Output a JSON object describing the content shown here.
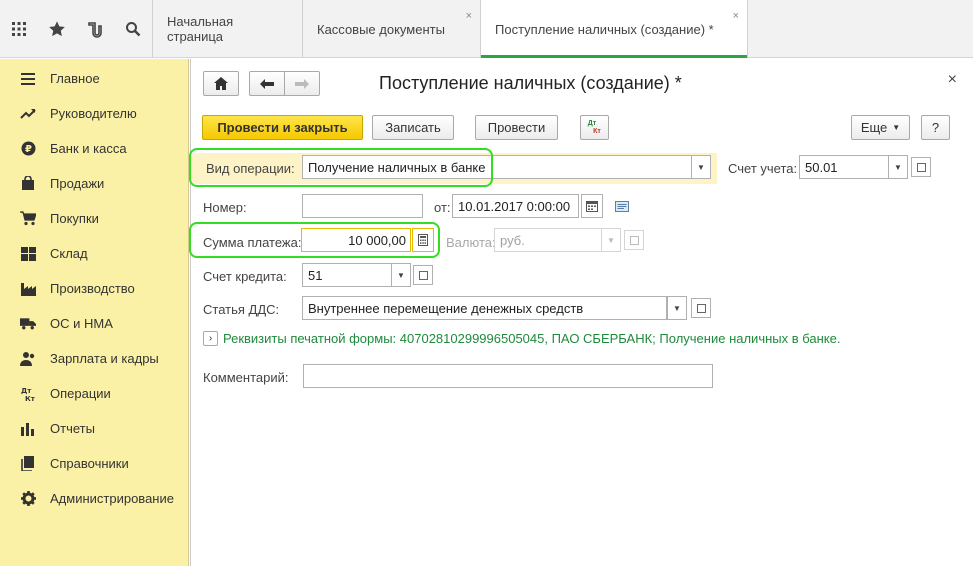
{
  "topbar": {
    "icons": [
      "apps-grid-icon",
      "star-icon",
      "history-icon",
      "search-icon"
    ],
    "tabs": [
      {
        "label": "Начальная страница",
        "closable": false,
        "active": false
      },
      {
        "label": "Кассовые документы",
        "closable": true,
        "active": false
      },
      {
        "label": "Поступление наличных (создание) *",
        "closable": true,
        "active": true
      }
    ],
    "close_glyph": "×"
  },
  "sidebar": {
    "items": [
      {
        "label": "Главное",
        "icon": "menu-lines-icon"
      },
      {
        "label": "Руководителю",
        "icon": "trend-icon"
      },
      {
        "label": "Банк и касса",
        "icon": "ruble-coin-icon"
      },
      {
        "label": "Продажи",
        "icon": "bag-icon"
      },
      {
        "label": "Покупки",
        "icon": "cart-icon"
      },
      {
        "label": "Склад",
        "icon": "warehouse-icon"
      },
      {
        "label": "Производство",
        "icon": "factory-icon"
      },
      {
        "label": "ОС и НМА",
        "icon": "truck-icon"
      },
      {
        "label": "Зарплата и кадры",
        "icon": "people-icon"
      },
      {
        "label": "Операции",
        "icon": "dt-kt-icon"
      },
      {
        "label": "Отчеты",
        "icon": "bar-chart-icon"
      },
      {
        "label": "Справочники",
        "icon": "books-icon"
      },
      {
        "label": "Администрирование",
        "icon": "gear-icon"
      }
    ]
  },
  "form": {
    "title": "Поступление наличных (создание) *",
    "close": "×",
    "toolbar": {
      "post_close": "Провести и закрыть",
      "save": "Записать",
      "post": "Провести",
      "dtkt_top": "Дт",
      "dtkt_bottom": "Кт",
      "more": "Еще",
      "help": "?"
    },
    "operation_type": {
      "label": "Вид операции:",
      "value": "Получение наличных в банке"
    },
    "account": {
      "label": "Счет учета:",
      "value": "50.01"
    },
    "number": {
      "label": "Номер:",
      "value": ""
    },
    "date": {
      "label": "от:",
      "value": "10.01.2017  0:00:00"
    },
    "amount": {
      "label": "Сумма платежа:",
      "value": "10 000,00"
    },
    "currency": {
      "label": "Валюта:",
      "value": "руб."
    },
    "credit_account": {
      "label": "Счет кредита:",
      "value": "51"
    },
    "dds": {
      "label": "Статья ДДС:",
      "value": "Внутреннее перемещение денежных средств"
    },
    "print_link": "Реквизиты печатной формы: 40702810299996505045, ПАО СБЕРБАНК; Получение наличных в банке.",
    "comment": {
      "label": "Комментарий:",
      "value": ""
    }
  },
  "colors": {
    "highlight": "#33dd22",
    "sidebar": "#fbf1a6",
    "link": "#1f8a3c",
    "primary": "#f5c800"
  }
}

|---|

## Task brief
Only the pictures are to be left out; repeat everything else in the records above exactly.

## Response box
Output a JSON object describing the content shown here.
{
  "topbar": {
    "icons": [
      "apps-grid-icon",
      "star-icon",
      "history-icon",
      "search-icon"
    ],
    "tabs": [
      {
        "label": "Начальная страница",
        "closable": false,
        "active": false
      },
      {
        "label": "Кассовые документы",
        "closable": true,
        "active": false
      },
      {
        "label": "Поступление наличных (создание) *",
        "closable": true,
        "active": true
      }
    ],
    "close_glyph": "×"
  },
  "sidebar": {
    "items": [
      {
        "label": "Главное",
        "icon": "menu-lines-icon"
      },
      {
        "label": "Руководителю",
        "icon": "trend-icon"
      },
      {
        "label": "Банк и касса",
        "icon": "ruble-coin-icon"
      },
      {
        "label": "Продажи",
        "icon": "bag-icon"
      },
      {
        "label": "Покупки",
        "icon": "cart-icon"
      },
      {
        "label": "Склад",
        "icon": "warehouse-icon"
      },
      {
        "label": "Производство",
        "icon": "factory-icon"
      },
      {
        "label": "ОС и НМА",
        "icon": "truck-icon"
      },
      {
        "label": "Зарплата и кадры",
        "icon": "people-icon"
      },
      {
        "label": "Операции",
        "icon": "dt-kt-icon"
      },
      {
        "label": "Отчеты",
        "icon": "bar-chart-icon"
      },
      {
        "label": "Справочники",
        "icon": "books-icon"
      },
      {
        "label": "Администрирование",
        "icon": "gear-icon"
      }
    ]
  },
  "form": {
    "title": "Поступление наличных (создание) *",
    "close": "×",
    "toolbar": {
      "post_close": "Провести и закрыть",
      "save": "Записать",
      "post": "Провести",
      "dtkt_top": "Дт",
      "dtkt_bottom": "Кт",
      "more": "Еще",
      "help": "?"
    },
    "operation_type": {
      "label": "Вид операции:",
      "value": "Получение наличных в банке"
    },
    "account": {
      "label": "Счет учета:",
      "value": "50.01"
    },
    "number": {
      "label": "Номер:",
      "value": ""
    },
    "date": {
      "label": "от:",
      "value": "10.01.2017  0:00:00"
    },
    "amount": {
      "label": "Сумма платежа:",
      "value": "10 000,00"
    },
    "currency": {
      "label": "Валюта:",
      "value": "руб."
    },
    "credit_account": {
      "label": "Счет кредита:",
      "value": "51"
    },
    "dds": {
      "label": "Статья ДДС:",
      "value": "Внутреннее перемещение денежных средств"
    },
    "print_link": "Реквизиты печатной формы: 40702810299996505045, ПАО СБЕРБАНК; Получение наличных в банке.",
    "comment": {
      "label": "Комментарий:",
      "value": ""
    }
  },
  "colors": {
    "highlight": "#33dd22",
    "sidebar": "#fbf1a6",
    "link": "#1f8a3c",
    "primary": "#f5c800"
  }
}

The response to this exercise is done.